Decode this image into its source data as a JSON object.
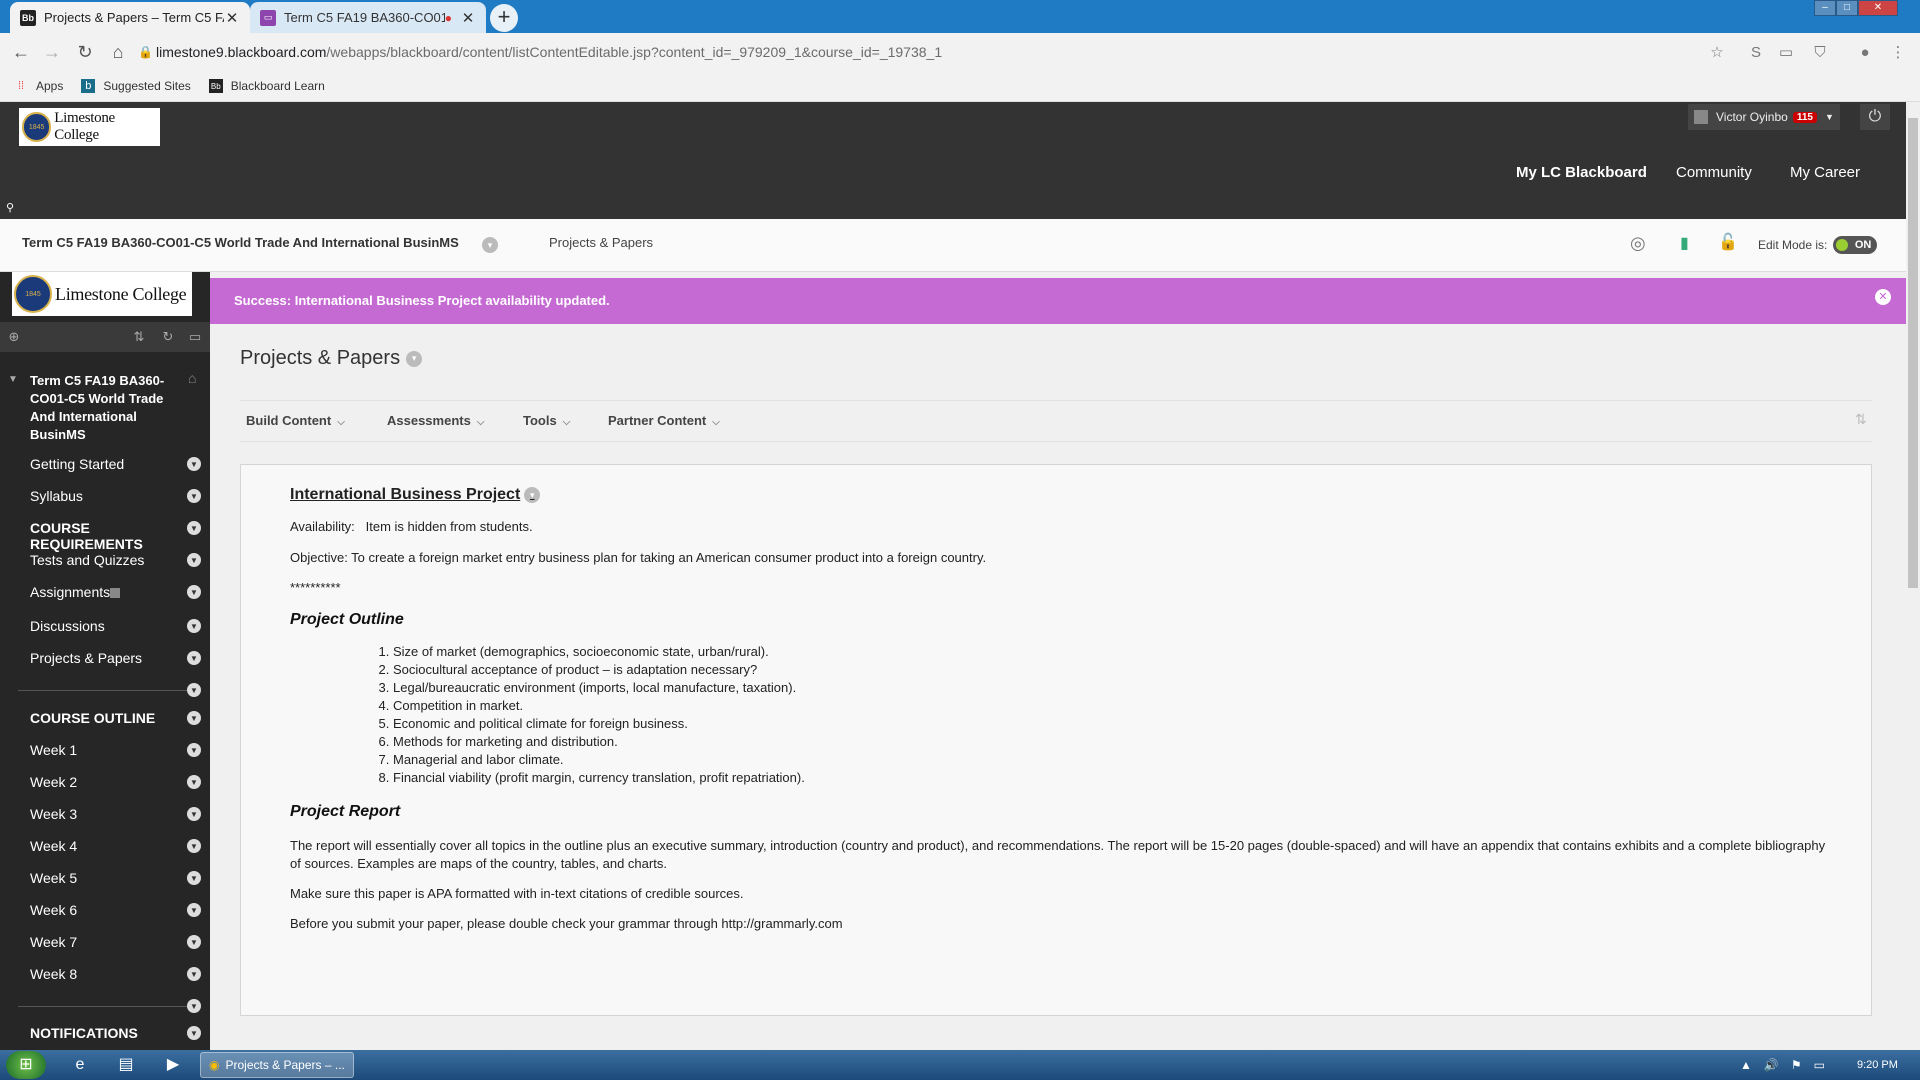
{
  "browser": {
    "tabs": [
      {
        "title": "Projects & Papers – Term C5 FA1",
        "favicon": "Bb",
        "active": true
      },
      {
        "title": "Term C5 FA19 BA360-CO01-",
        "favicon": "purple-doc-icon",
        "active": false
      }
    ],
    "url_host": "limestone9.blackboard.com",
    "url_path": "/webapps/blackboard/content/listContentEditable.jsp?content_id=_979209_1&course_id=_19738_1",
    "bookmarks": [
      {
        "label": "Apps",
        "icon": "apps-grid-icon"
      },
      {
        "label": "Suggested Sites",
        "icon": "bing-icon"
      },
      {
        "label": "Blackboard Learn",
        "icon": "bb-icon"
      }
    ]
  },
  "header": {
    "logo_text": "Limestone College",
    "user_name": "Victor Oyinbo",
    "notification_count": "115",
    "nav": [
      "My LC Blackboard",
      "Community",
      "My Career"
    ]
  },
  "course_bar": {
    "course_title": "Term C5 FA19 BA360-CO01-C5 World Trade And International BusinMS",
    "breadcrumb": "Projects & Papers",
    "edit_mode_label": "Edit Mode is:",
    "edit_mode_value": "ON"
  },
  "sidebar": {
    "logo_text": "Limestone College",
    "course_title": "Term C5 FA19 BA360-CO01-C5 World Trade And International BusinMS",
    "items": [
      {
        "label": "Getting Started"
      },
      {
        "label": "Syllabus"
      },
      {
        "label": "COURSE REQUIREMENTS"
      },
      {
        "label": "Tests and Quizzes"
      },
      {
        "label": "Assignments"
      },
      {
        "label": "Discussions"
      },
      {
        "label": "Projects & Papers"
      },
      {
        "label": "COURSE OUTLINE"
      },
      {
        "label": "Week 1"
      },
      {
        "label": "Week 2"
      },
      {
        "label": "Week 3"
      },
      {
        "label": "Week 4"
      },
      {
        "label": "Week 5"
      },
      {
        "label": "Week 6"
      },
      {
        "label": "Week 7"
      },
      {
        "label": "Week 8"
      },
      {
        "label": "NOTIFICATIONS"
      }
    ]
  },
  "content": {
    "success_message": "Success: International Business Project availability updated.",
    "page_title": "Projects & Papers",
    "actions": [
      "Build Content",
      "Assessments",
      "Tools",
      "Partner Content"
    ],
    "item": {
      "title": "International Business Project",
      "availability_label": "Availability:",
      "availability_value": "Item is hidden from students.",
      "objective": "Objective: To create a foreign market entry business plan for taking an American consumer product into a foreign country.",
      "separator": "**********",
      "outline_heading": "Project Outline",
      "outline": [
        "Size of market (demographics, socioeconomic state, urban/rural).",
        "Sociocultural acceptance of product – is adaptation necessary?",
        "Legal/bureaucratic environment (imports, local manufacture, taxation).",
        "Competition in market.",
        "Economic and political climate for foreign business.",
        "Methods for marketing and distribution.",
        "Managerial and labor climate.",
        "Financial viability (profit margin, currency translation, profit repatriation)."
      ],
      "report_heading": "Project Report",
      "report_p1": "The report will essentially cover all topics in the outline plus an executive summary, introduction (country and product), and recommendations. The report will be 15-20 pages (double-spaced) and will have an appendix that contains exhibits and a complete bibliography of sources. Examples are maps of the country, tables, and charts.",
      "report_p2": "Make sure this paper is APA formatted with in-text citations of credible sources.",
      "report_p3": "Before you submit your paper, please double check your grammar through http://grammarly.com"
    }
  },
  "taskbar": {
    "active_window": "Projects & Papers – ...",
    "clock": "9:20 PM"
  },
  "colors": {
    "success_bar": "#c56ad3",
    "header_bg": "#333333",
    "sidebar_bg": "#262626",
    "chrome_blue": "#1e7bc4"
  }
}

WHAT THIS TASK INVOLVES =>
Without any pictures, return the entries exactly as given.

ANSWER BOX =>
Decode this image into its source data as a JSON object.
{
  "browser": {
    "tabs": [
      {
        "title": "Projects & Papers – Term C5 FA1",
        "favicon": "Bb",
        "active": true
      },
      {
        "title": "Term C5 FA19 BA360-CO01-",
        "favicon": "purple-doc-icon",
        "active": false
      }
    ],
    "url_host": "limestone9.blackboard.com",
    "url_path": "/webapps/blackboard/content/listContentEditable.jsp?content_id=_979209_1&course_id=_19738_1",
    "bookmarks": [
      {
        "label": "Apps",
        "icon": "apps-grid-icon"
      },
      {
        "label": "Suggested Sites",
        "icon": "bing-icon"
      },
      {
        "label": "Blackboard Learn",
        "icon": "bb-icon"
      }
    ]
  },
  "header": {
    "logo_text": "Limestone College",
    "user_name": "Victor Oyinbo",
    "notification_count": "115",
    "nav": [
      "My LC Blackboard",
      "Community",
      "My Career"
    ]
  },
  "course_bar": {
    "course_title": "Term C5 FA19 BA360-CO01-C5 World Trade And International BusinMS",
    "breadcrumb": "Projects & Papers",
    "edit_mode_label": "Edit Mode is:",
    "edit_mode_value": "ON"
  },
  "sidebar": {
    "logo_text": "Limestone College",
    "course_title": "Term C5 FA19 BA360-CO01-C5 World Trade And International BusinMS",
    "items": [
      {
        "label": "Getting Started"
      },
      {
        "label": "Syllabus"
      },
      {
        "label": "COURSE REQUIREMENTS"
      },
      {
        "label": "Tests and Quizzes"
      },
      {
        "label": "Assignments"
      },
      {
        "label": "Discussions"
      },
      {
        "label": "Projects & Papers"
      },
      {
        "label": "COURSE OUTLINE"
      },
      {
        "label": "Week 1"
      },
      {
        "label": "Week 2"
      },
      {
        "label": "Week 3"
      },
      {
        "label": "Week 4"
      },
      {
        "label": "Week 5"
      },
      {
        "label": "Week 6"
      },
      {
        "label": "Week 7"
      },
      {
        "label": "Week 8"
      },
      {
        "label": "NOTIFICATIONS"
      }
    ]
  },
  "content": {
    "success_message": "Success: International Business Project availability updated.",
    "page_title": "Projects & Papers",
    "actions": [
      "Build Content",
      "Assessments",
      "Tools",
      "Partner Content"
    ],
    "item": {
      "title": "International Business Project",
      "availability_label": "Availability:",
      "availability_value": "Item is hidden from students.",
      "objective": "Objective: To create a foreign market entry business plan for taking an American consumer product into a foreign country.",
      "separator": "**********",
      "outline_heading": "Project Outline",
      "outline": [
        "Size of market (demographics, socioeconomic state, urban/rural).",
        "Sociocultural acceptance of product – is adaptation necessary?",
        "Legal/bureaucratic environment (imports, local manufacture, taxation).",
        "Competition in market.",
        "Economic and political climate for foreign business.",
        "Methods for marketing and distribution.",
        "Managerial and labor climate.",
        "Financial viability (profit margin, currency translation, profit repatriation)."
      ],
      "report_heading": "Project Report",
      "report_p1": "The report will essentially cover all topics in the outline plus an executive summary, introduction (country and product), and recommendations. The report will be 15-20 pages (double-spaced) and will have an appendix that contains exhibits and a complete bibliography of sources. Examples are maps of the country, tables, and charts.",
      "report_p2": "Make sure this paper is APA formatted with in-text citations of credible sources.",
      "report_p3": "Before you submit your paper, please double check your grammar through http://grammarly.com"
    }
  },
  "taskbar": {
    "active_window": "Projects & Papers – ...",
    "clock": "9:20 PM"
  },
  "colors": {
    "success_bar": "#c56ad3",
    "header_bg": "#333333",
    "sidebar_bg": "#262626",
    "chrome_blue": "#1e7bc4"
  }
}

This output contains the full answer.